··· Data to process ···

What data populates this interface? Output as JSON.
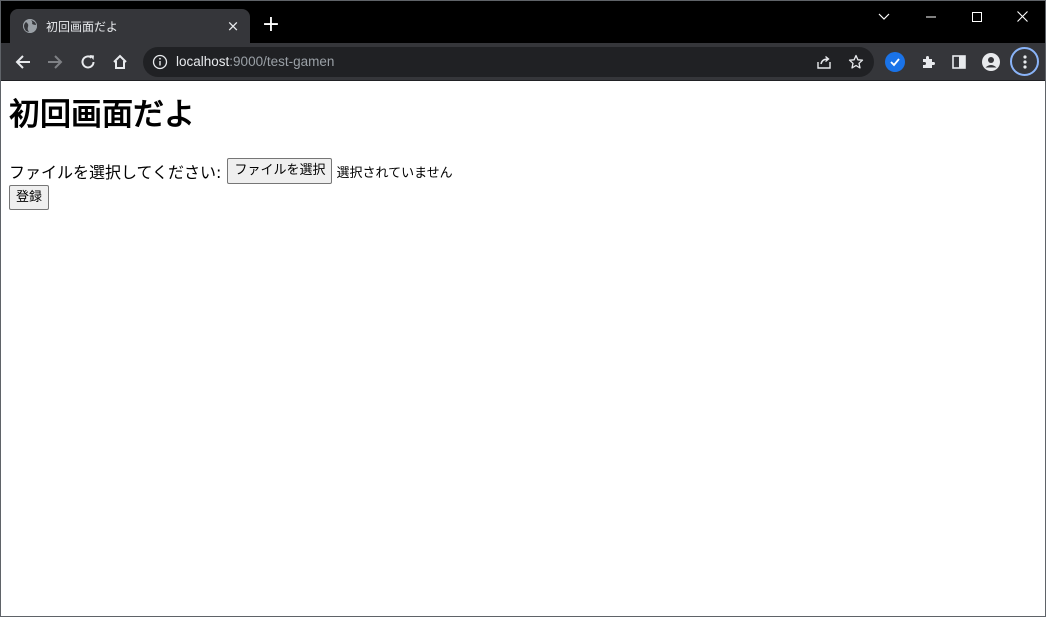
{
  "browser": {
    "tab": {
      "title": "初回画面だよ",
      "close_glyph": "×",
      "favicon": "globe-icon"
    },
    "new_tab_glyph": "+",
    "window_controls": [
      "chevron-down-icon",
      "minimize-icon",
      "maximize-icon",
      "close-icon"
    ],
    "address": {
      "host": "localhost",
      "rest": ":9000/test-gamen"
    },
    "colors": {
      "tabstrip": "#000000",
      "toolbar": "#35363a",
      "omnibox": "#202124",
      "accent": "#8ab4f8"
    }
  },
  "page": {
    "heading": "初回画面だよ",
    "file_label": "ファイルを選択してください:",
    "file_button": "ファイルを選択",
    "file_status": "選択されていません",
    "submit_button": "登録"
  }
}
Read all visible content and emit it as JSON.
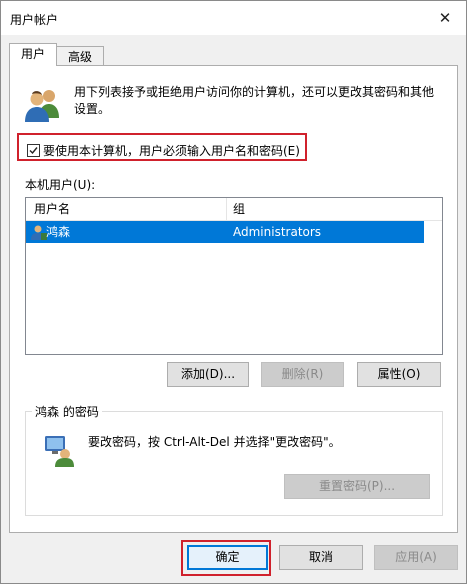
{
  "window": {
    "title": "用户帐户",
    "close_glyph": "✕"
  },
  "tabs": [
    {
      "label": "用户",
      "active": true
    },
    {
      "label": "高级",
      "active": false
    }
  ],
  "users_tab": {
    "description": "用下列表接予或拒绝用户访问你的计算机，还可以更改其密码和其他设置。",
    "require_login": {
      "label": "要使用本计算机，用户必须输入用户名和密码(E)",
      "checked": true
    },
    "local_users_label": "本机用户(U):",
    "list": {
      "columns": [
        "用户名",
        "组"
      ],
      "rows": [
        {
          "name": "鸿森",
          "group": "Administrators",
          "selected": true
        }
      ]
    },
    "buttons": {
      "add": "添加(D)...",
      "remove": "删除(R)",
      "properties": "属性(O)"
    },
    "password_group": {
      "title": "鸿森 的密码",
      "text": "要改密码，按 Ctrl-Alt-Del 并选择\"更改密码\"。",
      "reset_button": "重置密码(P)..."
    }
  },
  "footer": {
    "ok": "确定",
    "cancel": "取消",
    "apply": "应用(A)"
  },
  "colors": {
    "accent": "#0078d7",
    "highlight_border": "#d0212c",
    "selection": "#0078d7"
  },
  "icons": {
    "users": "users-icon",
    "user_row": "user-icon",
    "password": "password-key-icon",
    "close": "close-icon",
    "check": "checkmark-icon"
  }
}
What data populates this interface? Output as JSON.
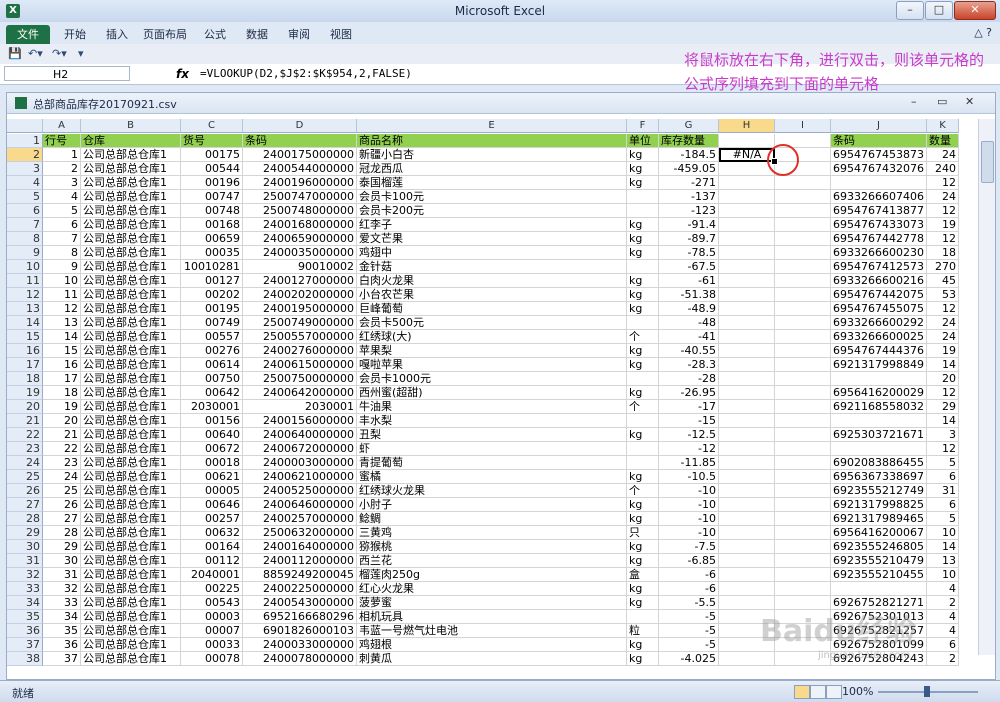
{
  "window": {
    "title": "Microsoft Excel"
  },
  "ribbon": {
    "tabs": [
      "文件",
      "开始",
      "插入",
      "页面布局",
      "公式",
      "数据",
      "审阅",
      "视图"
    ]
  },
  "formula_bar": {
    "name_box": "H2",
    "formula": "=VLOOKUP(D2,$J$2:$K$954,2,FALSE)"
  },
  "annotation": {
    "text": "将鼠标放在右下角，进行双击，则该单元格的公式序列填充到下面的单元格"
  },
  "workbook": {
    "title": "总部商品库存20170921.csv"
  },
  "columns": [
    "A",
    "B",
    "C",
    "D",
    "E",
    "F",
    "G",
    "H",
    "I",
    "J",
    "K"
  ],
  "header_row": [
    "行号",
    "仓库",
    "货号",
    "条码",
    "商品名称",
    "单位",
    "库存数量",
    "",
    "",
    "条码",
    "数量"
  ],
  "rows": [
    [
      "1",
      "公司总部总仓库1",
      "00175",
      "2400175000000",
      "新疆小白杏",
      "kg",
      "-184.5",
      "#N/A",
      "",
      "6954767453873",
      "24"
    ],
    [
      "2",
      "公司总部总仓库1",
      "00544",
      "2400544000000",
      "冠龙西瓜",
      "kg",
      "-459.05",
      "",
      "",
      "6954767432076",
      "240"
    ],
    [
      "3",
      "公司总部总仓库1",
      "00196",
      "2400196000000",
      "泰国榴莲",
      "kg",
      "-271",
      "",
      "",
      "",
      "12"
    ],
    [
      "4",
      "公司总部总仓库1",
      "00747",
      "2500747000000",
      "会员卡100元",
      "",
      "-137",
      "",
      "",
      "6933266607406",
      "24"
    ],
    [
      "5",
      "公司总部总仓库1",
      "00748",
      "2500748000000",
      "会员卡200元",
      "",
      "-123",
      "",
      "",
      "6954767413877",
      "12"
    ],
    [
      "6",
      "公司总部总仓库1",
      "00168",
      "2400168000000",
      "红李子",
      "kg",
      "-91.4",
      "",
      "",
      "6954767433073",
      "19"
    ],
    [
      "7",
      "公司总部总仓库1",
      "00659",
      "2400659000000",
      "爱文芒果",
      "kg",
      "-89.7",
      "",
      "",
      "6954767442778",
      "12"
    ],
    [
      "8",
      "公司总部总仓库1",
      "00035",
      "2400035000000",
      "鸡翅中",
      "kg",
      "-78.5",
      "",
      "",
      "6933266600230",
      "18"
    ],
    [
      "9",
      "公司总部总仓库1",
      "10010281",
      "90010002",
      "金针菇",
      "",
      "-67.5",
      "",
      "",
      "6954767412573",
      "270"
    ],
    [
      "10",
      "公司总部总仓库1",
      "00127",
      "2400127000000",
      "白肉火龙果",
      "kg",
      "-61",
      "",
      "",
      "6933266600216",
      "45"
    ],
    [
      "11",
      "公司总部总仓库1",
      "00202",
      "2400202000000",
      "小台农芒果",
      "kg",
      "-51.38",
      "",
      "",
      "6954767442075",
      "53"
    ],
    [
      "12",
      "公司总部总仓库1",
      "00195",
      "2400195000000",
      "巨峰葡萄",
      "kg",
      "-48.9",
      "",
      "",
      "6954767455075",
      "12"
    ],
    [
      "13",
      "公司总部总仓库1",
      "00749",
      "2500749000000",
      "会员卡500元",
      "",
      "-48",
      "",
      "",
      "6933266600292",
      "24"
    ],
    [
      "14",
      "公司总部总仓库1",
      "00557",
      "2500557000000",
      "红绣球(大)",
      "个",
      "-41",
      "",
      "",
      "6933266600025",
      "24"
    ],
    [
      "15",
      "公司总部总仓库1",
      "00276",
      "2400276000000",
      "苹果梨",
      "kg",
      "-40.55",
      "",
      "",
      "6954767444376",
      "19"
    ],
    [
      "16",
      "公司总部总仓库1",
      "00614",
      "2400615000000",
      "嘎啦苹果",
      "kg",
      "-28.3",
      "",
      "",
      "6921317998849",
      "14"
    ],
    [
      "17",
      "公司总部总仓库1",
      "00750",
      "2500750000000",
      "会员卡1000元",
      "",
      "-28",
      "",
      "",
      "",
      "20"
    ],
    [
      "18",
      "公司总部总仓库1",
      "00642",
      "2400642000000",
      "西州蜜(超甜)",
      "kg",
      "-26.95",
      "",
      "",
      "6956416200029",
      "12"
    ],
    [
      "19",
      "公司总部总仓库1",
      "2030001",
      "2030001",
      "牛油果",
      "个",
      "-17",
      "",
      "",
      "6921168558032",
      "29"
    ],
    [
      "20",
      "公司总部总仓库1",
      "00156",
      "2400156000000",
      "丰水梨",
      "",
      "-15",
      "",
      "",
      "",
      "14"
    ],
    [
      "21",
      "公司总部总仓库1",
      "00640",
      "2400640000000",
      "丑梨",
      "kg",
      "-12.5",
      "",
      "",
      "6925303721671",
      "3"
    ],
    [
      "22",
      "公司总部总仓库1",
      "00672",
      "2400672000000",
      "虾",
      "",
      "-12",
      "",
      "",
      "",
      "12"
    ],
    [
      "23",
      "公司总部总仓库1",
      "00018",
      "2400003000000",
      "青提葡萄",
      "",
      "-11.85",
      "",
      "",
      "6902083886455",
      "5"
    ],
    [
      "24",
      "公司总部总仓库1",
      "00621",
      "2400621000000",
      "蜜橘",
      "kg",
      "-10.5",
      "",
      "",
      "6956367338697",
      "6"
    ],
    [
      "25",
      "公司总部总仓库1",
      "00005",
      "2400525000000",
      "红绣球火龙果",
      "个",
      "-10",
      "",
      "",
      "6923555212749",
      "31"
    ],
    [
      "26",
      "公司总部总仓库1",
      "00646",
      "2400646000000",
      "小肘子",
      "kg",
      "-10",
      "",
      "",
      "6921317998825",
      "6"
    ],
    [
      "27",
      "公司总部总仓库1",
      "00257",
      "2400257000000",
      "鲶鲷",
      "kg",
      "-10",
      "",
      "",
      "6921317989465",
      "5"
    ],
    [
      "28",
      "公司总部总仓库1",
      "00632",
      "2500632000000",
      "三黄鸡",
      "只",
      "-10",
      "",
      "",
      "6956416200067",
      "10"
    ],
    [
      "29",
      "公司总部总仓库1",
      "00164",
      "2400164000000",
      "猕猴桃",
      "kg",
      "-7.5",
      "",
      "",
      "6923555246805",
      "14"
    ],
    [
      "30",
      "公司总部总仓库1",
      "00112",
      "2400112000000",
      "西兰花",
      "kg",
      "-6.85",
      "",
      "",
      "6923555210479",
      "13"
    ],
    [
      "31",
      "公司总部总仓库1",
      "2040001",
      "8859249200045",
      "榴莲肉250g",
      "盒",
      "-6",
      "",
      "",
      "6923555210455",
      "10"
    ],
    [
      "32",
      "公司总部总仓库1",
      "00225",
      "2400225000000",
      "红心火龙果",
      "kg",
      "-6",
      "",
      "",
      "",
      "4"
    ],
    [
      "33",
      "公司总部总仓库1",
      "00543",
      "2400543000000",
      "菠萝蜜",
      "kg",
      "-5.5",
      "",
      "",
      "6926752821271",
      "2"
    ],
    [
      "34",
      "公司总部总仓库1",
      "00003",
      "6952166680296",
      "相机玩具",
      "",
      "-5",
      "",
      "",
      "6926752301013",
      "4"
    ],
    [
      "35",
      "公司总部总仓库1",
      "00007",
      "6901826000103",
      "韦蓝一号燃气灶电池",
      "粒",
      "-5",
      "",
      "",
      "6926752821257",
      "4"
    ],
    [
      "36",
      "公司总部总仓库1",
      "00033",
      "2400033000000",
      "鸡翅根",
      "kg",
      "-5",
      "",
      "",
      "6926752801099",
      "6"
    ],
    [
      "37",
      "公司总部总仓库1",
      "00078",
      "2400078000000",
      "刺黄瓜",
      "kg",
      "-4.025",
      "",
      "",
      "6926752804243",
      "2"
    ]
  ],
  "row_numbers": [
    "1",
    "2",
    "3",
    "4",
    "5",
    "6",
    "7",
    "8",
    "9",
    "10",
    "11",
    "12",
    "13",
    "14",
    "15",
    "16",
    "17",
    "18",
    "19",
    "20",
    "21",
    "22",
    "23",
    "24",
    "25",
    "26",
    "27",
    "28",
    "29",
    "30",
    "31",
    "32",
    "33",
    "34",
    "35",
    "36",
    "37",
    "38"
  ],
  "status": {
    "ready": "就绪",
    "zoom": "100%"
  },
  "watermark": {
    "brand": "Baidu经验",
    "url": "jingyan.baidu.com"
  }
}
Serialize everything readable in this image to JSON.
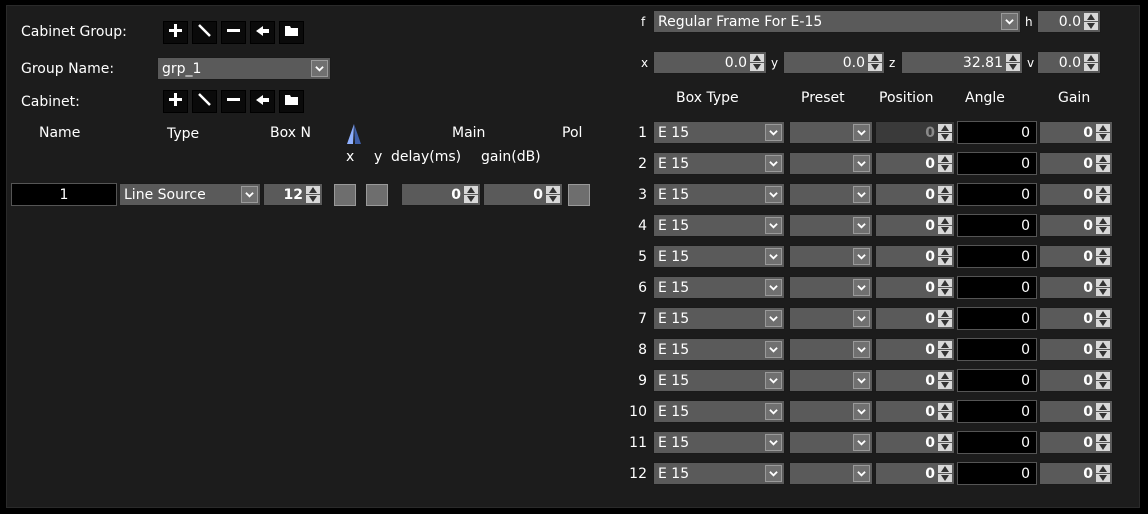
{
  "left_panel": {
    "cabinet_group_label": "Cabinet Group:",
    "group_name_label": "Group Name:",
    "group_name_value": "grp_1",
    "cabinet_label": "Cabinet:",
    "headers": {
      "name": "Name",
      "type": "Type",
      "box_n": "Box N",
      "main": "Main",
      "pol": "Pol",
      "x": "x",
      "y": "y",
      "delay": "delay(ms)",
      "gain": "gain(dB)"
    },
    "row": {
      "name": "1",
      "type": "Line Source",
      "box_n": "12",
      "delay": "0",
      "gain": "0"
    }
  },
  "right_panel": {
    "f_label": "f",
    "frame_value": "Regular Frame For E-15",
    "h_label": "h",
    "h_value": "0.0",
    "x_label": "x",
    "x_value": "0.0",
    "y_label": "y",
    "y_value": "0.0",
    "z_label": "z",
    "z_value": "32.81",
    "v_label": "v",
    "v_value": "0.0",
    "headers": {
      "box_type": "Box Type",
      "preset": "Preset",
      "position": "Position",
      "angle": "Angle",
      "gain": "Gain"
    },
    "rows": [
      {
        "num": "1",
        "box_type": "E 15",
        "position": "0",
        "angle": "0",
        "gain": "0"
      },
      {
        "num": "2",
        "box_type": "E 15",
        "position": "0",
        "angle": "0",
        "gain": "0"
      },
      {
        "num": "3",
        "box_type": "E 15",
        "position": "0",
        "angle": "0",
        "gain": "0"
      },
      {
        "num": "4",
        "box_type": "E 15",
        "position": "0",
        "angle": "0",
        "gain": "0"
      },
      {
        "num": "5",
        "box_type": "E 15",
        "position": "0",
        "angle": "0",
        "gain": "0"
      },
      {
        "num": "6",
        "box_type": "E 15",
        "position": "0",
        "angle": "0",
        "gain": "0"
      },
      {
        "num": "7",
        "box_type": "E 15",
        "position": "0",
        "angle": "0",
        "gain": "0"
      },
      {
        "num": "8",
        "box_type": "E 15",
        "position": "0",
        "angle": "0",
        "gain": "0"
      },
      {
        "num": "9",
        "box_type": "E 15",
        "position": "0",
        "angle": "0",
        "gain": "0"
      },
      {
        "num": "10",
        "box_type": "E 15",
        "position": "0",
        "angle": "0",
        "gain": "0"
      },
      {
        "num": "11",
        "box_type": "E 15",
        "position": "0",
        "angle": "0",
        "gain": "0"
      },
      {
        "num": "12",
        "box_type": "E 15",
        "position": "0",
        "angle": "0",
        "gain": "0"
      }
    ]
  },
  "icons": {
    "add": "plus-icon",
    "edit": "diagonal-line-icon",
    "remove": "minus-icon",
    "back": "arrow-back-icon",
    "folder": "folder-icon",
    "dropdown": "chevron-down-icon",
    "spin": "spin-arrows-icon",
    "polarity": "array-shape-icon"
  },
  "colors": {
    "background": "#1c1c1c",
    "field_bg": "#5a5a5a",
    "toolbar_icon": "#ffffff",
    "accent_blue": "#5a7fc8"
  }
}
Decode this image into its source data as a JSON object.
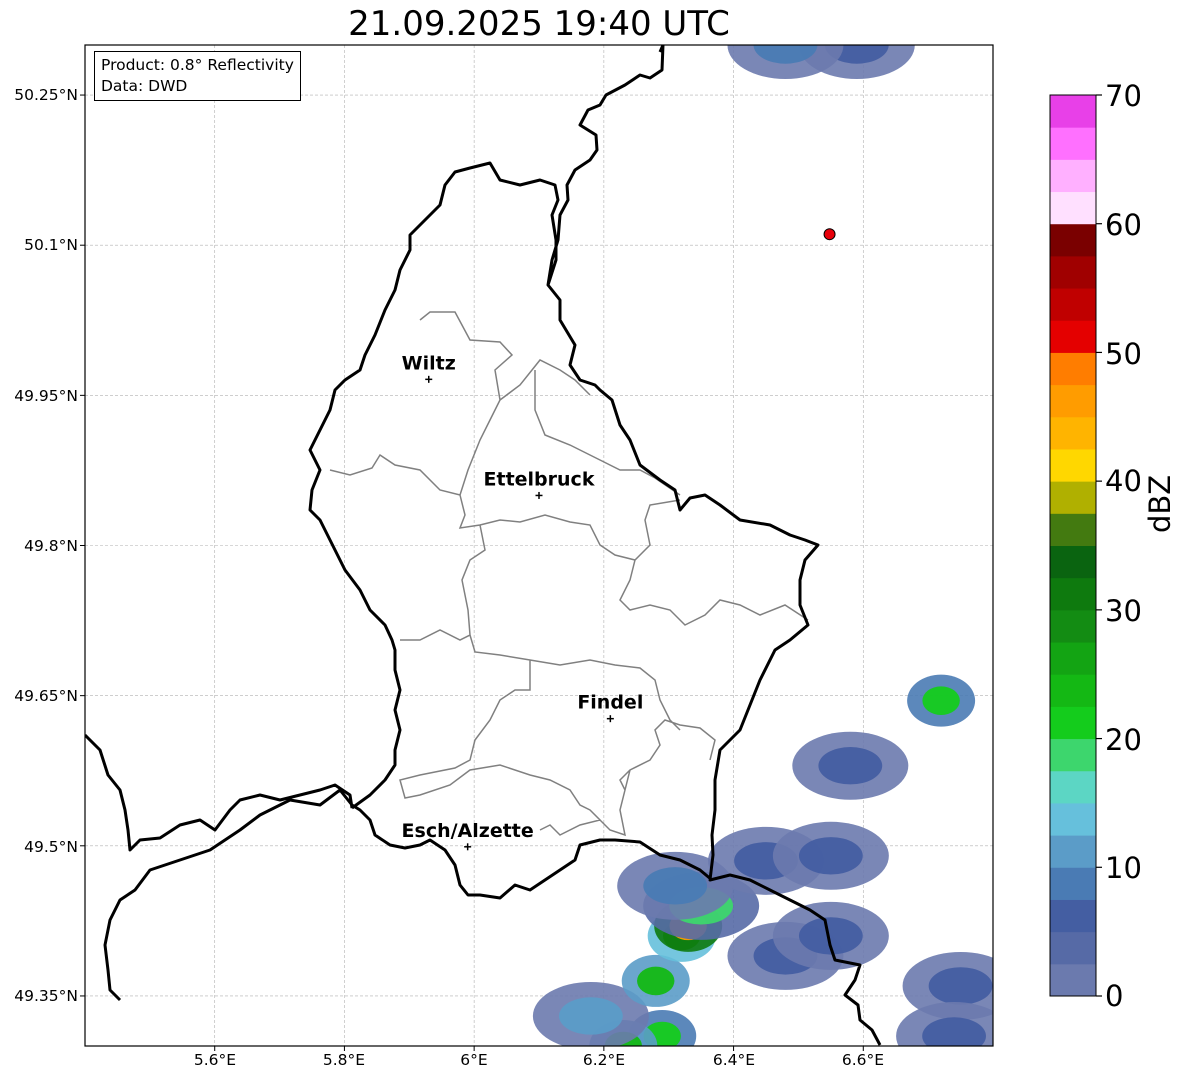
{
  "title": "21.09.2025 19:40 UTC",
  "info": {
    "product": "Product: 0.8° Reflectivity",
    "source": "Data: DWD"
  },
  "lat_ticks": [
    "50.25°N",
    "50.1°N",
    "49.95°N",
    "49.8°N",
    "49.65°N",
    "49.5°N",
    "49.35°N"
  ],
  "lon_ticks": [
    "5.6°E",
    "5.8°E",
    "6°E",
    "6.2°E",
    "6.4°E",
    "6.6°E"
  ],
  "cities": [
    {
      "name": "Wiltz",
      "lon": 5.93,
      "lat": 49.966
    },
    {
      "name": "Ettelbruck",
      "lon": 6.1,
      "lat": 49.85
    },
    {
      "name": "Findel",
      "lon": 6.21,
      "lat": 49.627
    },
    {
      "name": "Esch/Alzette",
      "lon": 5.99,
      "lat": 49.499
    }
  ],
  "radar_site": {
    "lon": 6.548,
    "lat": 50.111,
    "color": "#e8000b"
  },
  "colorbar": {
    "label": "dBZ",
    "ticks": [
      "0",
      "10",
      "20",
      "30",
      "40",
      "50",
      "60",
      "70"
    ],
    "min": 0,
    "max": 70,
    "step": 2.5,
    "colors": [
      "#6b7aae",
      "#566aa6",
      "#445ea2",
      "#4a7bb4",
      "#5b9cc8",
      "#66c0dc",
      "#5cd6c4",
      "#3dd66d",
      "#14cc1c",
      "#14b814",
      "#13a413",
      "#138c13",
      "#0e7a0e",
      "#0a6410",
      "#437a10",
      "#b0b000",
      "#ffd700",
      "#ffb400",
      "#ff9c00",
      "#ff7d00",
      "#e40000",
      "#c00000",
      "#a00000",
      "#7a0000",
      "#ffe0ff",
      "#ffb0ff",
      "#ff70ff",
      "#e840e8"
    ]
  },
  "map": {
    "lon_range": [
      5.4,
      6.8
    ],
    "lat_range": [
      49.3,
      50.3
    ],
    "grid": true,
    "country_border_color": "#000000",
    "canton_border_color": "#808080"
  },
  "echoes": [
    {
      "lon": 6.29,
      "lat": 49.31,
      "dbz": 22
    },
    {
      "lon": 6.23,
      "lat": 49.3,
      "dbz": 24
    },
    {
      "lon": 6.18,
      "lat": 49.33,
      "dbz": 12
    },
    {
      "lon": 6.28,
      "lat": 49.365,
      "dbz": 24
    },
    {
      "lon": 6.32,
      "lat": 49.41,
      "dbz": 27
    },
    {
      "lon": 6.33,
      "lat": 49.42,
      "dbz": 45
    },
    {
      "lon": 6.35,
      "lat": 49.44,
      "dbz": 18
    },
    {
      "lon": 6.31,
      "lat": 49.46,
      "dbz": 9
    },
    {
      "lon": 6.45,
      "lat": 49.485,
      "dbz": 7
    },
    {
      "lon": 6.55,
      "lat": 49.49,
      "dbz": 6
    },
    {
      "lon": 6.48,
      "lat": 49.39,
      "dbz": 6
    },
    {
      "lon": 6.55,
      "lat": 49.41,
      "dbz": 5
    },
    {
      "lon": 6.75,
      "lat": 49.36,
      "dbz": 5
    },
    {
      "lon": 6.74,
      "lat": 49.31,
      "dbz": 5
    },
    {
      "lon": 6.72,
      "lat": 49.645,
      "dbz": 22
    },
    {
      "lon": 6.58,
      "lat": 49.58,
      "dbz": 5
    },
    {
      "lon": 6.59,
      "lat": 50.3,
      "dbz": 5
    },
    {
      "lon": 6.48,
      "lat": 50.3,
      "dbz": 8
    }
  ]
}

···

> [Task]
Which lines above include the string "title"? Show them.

> [Solution to this problem]
      "title": "初回画面だよ",
    "title": "用户帐户",
      "title": "鸿森 的密码",
    "title": "Microsoft Excel"
    "title": "总部商品库存20170921.csv"
  "title": "21.09.2025 19:40 UTC",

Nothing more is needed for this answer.